need to be used in string/localestring values:
* "\\" apparently needs to be used at least whenever the following
character is one of "s", "n", "t", "r", or "\". But what about
sequences like "\a", does it render the file ill-formed, or is it an
accepted shortcut for the fully escaped "\\a"?
That is a fair question, and one whose answer I agree is ambiguous. I'm would be inclined to guess that there is a diversity of implementation. It is clear that "\a" is not a recognized escape sequence, as it is not included in the enumeration of those, so what is it? Absent an update to the spec, I would be inclined to say that authors should avoid writing such combinations, and processors should interpret any they encounter as if they were "\\a".
Note also that there are special rules for an additional level of quoting for values of "Exec" keys.

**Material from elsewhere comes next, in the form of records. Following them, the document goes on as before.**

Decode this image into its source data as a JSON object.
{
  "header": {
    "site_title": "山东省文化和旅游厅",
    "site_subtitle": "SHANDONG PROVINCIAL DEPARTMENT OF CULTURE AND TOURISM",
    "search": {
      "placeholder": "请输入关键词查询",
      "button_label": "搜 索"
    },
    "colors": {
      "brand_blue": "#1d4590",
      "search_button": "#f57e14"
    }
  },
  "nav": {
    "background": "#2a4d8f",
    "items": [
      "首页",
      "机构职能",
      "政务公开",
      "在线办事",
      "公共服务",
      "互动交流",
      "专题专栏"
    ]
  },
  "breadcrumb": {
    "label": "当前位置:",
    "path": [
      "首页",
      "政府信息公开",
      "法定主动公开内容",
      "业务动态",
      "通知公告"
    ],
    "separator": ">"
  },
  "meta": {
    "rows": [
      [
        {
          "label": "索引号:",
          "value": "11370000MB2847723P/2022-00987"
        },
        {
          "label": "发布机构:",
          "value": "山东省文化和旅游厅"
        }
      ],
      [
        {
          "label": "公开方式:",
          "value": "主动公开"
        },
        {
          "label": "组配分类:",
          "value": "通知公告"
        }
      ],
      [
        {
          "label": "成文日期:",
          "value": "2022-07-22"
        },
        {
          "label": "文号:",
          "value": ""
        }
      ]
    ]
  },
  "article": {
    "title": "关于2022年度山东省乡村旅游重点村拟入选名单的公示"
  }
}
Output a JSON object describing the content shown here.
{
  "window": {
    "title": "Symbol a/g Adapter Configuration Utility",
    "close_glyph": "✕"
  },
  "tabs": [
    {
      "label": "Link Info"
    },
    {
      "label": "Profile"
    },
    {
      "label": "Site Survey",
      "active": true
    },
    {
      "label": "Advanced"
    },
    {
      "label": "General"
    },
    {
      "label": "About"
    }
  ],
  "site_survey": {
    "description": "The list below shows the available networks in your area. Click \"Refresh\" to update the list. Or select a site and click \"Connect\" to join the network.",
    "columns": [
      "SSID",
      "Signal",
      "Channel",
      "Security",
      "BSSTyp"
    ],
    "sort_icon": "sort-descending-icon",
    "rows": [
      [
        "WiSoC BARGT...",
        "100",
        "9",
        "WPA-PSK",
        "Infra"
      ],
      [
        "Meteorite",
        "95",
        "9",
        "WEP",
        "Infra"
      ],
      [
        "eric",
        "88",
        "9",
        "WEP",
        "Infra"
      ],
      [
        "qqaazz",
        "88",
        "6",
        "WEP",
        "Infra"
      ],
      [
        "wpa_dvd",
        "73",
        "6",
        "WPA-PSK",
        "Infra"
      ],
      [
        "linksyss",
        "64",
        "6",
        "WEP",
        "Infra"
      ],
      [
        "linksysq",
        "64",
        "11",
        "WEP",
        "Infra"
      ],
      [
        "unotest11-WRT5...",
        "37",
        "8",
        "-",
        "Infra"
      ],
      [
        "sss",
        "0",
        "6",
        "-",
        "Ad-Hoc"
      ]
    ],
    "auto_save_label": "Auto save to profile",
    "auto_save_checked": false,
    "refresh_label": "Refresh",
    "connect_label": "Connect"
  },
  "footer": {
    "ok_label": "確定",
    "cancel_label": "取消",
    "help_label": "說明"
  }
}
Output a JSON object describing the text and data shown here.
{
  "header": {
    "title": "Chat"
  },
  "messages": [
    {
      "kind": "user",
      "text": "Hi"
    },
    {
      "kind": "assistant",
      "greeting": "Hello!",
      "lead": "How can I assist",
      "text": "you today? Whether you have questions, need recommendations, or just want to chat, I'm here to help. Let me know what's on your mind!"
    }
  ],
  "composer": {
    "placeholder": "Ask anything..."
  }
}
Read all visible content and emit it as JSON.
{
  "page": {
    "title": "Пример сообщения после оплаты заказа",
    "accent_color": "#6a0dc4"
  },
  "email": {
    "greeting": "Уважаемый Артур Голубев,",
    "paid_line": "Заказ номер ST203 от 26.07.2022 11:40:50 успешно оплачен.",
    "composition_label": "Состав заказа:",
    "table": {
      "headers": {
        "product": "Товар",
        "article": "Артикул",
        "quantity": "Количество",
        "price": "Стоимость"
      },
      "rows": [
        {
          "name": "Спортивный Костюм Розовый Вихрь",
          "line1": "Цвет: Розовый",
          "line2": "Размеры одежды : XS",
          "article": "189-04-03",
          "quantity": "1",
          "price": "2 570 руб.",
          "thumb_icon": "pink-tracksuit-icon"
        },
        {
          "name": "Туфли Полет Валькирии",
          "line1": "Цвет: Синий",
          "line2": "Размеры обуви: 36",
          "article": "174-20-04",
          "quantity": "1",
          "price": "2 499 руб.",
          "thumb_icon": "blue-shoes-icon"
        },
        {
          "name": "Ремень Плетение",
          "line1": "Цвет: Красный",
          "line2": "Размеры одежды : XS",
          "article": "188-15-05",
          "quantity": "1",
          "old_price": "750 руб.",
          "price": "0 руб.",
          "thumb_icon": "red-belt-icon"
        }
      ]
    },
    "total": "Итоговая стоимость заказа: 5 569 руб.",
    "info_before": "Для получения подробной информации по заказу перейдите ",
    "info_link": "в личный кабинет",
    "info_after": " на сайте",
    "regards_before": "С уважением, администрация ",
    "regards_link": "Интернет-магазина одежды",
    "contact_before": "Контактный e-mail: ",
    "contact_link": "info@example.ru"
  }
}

* "\n" apparently needs to always be used (at least with the "newline"
vs. "linefeed" clarification from (1)).
If you want a newline (linefeed) character in a value then you must represent it as "\n", because a literal newline would terminate the value.
* "\s" (and maybe also "\t" and "\r"?) apparently needs to be used at
the very start of a string/localestring value (see (2)). But does it
also need to be used e.g. at the very end of such a value? (From common
practice, it appears that it at least doesn't need to be used for a
space somewhere in the middle of such a value.)
* What about "\t" and "\r"?
"\s" is definitely needed, and I would argue "\t", too, if spaces or tabs are wanted in a value before the first non-"space" character. On the other hand, values end at the end of the line, so a strict reading of the specification does not suggest that spaces and tabs need to be escaped there, but an author who wants those at the end would be wise to use the escapes, as implementations may vary. But for their part, implementations should include trailing space and tab characters in values. Spaces and tabs appearing other than at the beginning and end of a value do not need to be escaped, and for legibility they should not be. Any implementation that interprets literal spaces or tabs in the interior of a string or localestring value as anything other than themselves is definitely erroneous, and to my knowledge, there are no such implementations of any significance to be concerned about.
As for "\r". The spec seems clear that for the purposes of .desktop files, literal carriage-return characters are not line terminators in their own right, and they do not combine with linefeed characters to serve as line terminators. They have no special significance, unless -- and this is ambiguous -- as characters that can be part of the "space" around equals signs separating keys from their values. Authors would be wise to use the escape sequence instead of a literal carriage-return character everywhere that they want to represent a carriage return in a value, and especially at the beginning and end. Doing so will avoid the potential for misinterpretation by implementations that do not fully conform, and will avoid a variety of accompanying display quirks for people viewing or editing the file with a text editor. I would suggest that implementations include literal carriage-returns in the "space" that may appear around "=" signs. Anywhere else in a value, they should be treated as ordinary characters (this is the same treatment as I interpret is specified for literal spaces and tabs).
Overall: .desktop files should be interpreted as binary files with a human-readable-ish, text-like format. They are not text files, and should not be interpreted as such, even on systems where their character encoding and line-termination semantics happen to coincide with the local convention for text files.
Email Disclaimer: www.stjude.org/emaildisclaimer
Consultation Disclaimer: www.stjude.org/consultationdisclaimer
-------------- next part --------------
An HTML attachment was scrubbed...
More information about the xdg